• _Goal of the exercise_
Using the records below, filter out every line that lacks "JSON" and copy the rest.
### Data
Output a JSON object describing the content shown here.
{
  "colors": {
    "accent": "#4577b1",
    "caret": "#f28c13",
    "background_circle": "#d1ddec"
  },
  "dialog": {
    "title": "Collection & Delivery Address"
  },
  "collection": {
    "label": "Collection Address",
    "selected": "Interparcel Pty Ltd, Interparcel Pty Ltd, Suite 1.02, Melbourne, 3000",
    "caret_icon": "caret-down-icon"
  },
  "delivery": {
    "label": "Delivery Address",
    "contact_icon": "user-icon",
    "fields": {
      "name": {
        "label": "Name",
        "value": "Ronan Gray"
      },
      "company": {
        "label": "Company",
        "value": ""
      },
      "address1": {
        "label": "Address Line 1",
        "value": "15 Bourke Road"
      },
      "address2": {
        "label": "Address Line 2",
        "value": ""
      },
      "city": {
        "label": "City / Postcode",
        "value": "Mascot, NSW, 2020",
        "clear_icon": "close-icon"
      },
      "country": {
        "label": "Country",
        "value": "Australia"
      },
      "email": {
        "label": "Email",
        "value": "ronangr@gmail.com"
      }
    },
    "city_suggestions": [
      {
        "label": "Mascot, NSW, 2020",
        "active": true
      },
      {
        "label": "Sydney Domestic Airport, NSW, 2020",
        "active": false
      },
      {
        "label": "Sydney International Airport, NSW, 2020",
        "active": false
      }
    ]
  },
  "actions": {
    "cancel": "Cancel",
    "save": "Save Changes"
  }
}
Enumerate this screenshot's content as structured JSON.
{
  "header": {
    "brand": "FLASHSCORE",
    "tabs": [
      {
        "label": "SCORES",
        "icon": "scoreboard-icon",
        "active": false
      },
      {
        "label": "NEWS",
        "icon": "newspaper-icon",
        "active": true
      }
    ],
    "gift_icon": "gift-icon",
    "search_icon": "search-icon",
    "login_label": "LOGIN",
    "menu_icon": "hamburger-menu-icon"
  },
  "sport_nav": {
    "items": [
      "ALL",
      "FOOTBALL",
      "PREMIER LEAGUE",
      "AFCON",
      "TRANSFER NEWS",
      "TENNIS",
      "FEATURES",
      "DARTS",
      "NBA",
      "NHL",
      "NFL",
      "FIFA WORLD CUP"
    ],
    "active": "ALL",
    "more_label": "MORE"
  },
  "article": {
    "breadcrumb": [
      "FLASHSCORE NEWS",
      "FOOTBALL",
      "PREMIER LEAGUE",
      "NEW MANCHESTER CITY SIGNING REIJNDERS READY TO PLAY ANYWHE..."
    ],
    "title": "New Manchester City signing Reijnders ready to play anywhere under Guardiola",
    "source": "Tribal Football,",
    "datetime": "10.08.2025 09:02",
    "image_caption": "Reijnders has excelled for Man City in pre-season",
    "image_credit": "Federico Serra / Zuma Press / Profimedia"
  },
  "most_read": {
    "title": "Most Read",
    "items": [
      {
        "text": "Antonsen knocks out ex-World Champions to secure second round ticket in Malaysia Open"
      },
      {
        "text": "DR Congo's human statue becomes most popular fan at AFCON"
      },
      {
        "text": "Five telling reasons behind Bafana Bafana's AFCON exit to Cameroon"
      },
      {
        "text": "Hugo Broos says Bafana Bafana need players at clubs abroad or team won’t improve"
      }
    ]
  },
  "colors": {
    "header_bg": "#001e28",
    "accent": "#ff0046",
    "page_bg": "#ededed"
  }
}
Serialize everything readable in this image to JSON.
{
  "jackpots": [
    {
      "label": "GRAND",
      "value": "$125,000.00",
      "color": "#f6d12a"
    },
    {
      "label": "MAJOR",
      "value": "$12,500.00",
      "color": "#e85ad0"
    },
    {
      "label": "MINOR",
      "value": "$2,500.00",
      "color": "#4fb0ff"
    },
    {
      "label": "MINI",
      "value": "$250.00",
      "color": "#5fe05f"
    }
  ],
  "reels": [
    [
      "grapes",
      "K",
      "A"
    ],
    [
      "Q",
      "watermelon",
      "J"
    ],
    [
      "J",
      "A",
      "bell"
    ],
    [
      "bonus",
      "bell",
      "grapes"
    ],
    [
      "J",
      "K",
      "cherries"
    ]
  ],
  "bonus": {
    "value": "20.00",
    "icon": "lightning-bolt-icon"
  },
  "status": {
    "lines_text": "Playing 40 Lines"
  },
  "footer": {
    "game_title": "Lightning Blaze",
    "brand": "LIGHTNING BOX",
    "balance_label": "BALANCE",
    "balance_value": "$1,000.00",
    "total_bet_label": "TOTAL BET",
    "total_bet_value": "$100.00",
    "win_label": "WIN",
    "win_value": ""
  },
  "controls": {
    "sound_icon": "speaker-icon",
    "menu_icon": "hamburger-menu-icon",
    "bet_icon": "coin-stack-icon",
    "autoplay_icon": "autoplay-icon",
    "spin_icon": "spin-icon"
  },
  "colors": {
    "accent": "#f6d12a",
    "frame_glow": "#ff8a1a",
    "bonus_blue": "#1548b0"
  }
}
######
• _Exercise answer_
Output a JSON object describing the content shown here.
Enumerate this screenshot's content as structured JSON.
Serialize everything readable in this image to JSON.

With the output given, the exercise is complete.